Which brings us to another orange cause. Why is it that the favourite colour of Just Stop Oil protestors is orange? Why do they slow-walk carrying orange banners? Why do they scatter orange dust and spray orange liquid over the Bank of England, MI5’s HQ and government department buildings? 

According to PhD student and Just Stop Oil activist Alex de Koning, orange is used because it is  “a bright colour” and “a symbol of hope”, which only goes to show how context matters. As it happens, the influential right-wing think tank Policy Exchange agrees with him on this, at least as far as using orange as a thematic colour for their logo and publications. But that’s where agreement ends. 
Policy Exchange (PE), like many of the nearby Tufton Street crew and the Tory party itself, not only receives oil industry funding but also promotes fossil fuel interests in a number of ways. As Peter Geoghegan of reveals, PM Rishi Sunak recently commended PE for helping to draft legislation designed to curb the tactics of Just Stop Oil and other climate activist groups, now described as a “crackdown” on “extremists”.

Sunak once worked for PE which has received substantial funding from US-based climate denial foundations. Perhaps this explains why Sunak is “uninterested in climate change”, in the words of Zak Goldsmith who resigned from the Westminster government at the end of June. 

When Just Stop Oil heard about PE’s authorship of anti-protest legislation, they responded by giving Policy Exchange the orange paint treatment last week. Activists had already sprayed Tufton Street in October last year. 

The genius guiding Britain through the climate crisis at the moment is Grant Shapps, SoS for Energy Security and Net Zero. Shapps has now written to the Labour party, which he refers to as “the political wing of Just Stop Oil” – you can see where this is going – asking them to pay for cleaning up the orange mess.

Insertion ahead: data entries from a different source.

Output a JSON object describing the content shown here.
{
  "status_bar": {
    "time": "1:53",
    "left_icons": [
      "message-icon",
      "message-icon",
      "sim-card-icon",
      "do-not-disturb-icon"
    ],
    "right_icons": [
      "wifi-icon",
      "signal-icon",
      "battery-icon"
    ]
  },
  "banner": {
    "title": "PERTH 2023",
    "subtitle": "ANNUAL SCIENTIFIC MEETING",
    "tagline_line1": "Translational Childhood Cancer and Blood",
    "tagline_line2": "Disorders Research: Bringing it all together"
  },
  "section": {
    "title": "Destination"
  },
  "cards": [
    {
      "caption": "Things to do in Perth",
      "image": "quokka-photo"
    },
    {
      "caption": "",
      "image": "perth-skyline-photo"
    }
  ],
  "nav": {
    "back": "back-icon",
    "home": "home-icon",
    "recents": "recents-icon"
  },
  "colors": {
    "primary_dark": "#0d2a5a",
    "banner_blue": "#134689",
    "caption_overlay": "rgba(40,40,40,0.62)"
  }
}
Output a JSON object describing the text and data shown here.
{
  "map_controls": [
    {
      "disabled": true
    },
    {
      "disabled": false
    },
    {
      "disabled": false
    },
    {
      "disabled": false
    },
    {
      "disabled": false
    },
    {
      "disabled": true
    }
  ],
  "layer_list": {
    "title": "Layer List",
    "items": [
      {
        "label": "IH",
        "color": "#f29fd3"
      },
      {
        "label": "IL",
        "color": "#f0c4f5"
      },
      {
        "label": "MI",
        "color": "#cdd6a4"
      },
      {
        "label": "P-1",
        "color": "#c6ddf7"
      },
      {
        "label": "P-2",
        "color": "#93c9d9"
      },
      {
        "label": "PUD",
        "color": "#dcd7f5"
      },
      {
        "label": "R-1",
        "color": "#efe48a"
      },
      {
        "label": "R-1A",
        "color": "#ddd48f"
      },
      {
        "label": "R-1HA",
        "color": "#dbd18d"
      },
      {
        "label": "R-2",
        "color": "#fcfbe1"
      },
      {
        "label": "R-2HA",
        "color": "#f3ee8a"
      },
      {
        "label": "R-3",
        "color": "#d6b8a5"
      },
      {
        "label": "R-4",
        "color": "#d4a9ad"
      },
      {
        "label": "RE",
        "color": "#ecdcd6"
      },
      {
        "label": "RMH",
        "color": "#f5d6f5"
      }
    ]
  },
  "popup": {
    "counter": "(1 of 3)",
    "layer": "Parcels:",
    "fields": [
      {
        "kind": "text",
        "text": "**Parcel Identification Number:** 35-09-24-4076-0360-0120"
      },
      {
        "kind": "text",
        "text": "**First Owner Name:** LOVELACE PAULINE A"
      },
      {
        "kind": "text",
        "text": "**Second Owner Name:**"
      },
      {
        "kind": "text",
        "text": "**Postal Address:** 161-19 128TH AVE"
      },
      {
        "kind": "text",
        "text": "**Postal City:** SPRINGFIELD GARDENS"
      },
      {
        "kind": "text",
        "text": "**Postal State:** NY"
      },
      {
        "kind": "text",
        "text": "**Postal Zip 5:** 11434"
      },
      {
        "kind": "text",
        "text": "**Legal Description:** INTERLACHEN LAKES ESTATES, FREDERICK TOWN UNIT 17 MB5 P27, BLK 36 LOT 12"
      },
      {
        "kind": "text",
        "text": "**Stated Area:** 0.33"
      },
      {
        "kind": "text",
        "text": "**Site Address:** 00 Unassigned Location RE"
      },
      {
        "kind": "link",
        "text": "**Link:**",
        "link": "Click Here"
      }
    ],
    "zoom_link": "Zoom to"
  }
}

Just Stop Oil could have chosen green paint for the Policy Exchange make over. This would be appropriate because of PE’s role in engineering a last minute amendment to the Northern Ireland Troubles (Legacy and Reconciliation) Bill, otherwise known as the “bill of shame”.  The latest shenanigans stem from Gerry Adams successfully persuading the Supreme Court in 2020 that he was wrongfully convicted for escaping from detention/internment all those years ago because his initial detention was unlawful – the Secretary of State had not considered the detention personally and had not signed the actual detention order. 

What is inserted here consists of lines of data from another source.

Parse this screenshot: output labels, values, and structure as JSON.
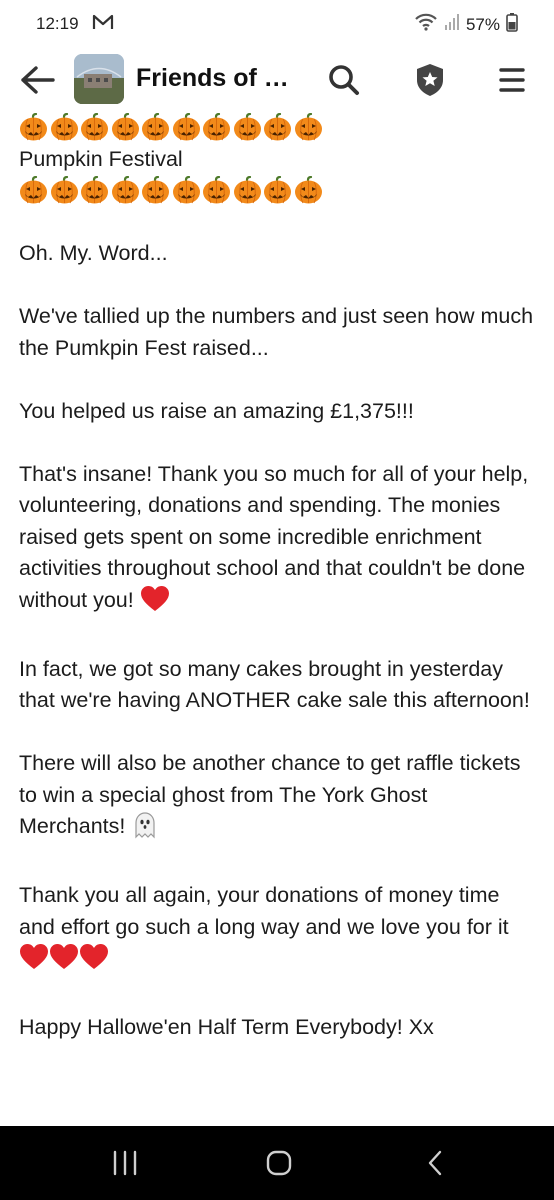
{
  "status_bar": {
    "time": "12:19",
    "battery": "57%"
  },
  "header": {
    "group_title": "Friends of K…"
  },
  "post": {
    "pumpkin_count": 10,
    "heading": "Pumpkin Festival",
    "p1": "Oh. My. Word...",
    "p2": "We've tallied up the numbers and just seen how much the Pumkpin Fest raised...",
    "p3": "You helped us raise an amazing £1,375!!!",
    "p4": "That's insane! Thank you so much for all of your help, volunteering, donations and spending. The monies raised gets spent on some incredible enrichment activities throughout school and that couldn't be done without you!",
    "p5": "In fact, we got so many cakes brought in yesterday that we're having ANOTHER cake sale this afternoon!",
    "p6": "There will also be another chance to get raffle tickets to win a special ghost from The York Ghost Merchants!",
    "p7": "Thank you all again, your donations of money time and effort go such a long way and we love you for it",
    "p8": "Happy Hallowe'en Half Term Everybody! Xx"
  },
  "colors": {
    "heart": "#e3242b",
    "pumpkin": "#f28a1a",
    "nav_bar": "#000000"
  },
  "icons": [
    "mail-icon",
    "wifi-icon",
    "signal-icon",
    "battery-icon",
    "back-arrow-icon",
    "search-icon",
    "admin-badge-icon",
    "hamburger-menu-icon",
    "jack-o-lantern-icon",
    "heart-icon",
    "ghost-icon",
    "recent-apps-icon",
    "home-icon",
    "back-chevron-icon"
  ]
}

The implication of the Supreme Court’s ruling was that Gerry Adams and many others in the same position could now claim compensation for a miscarriage of justice and wrongful imprisonment. But the very idea of compensating people for being detained without charge or trial stuck in the throat of some, so within days, lobbyists at PE published a pamphlet arguing that “the Supreme Court’s judgment was clearly wrong” and that the law had to be changed. Lately, they came up with a few clauses to amend the 1972 legislation (Detention of Terrorists (Northern Ireland) Order) with retrospective effect, thereby closing down the possibility of compensation claims. These amendments to the Legacy Bill were taken up by the government and passed by the House of Lords on 5 July. The Bill is expected to become law in early September.  

Facing up to the climate emergency is not easy politically or personally, but it is both urgent and unavoidable. There are well organised and funded lobby groups who constantly muddy the waters of popular debate and understanding as they do the bidding of the fossil fuel companies, and their tentacles spread across many policy areas. So beware. Climate justice needs to be urgently pursued and pursued on the basis of economic justice, within countries and between the north and south of the globe.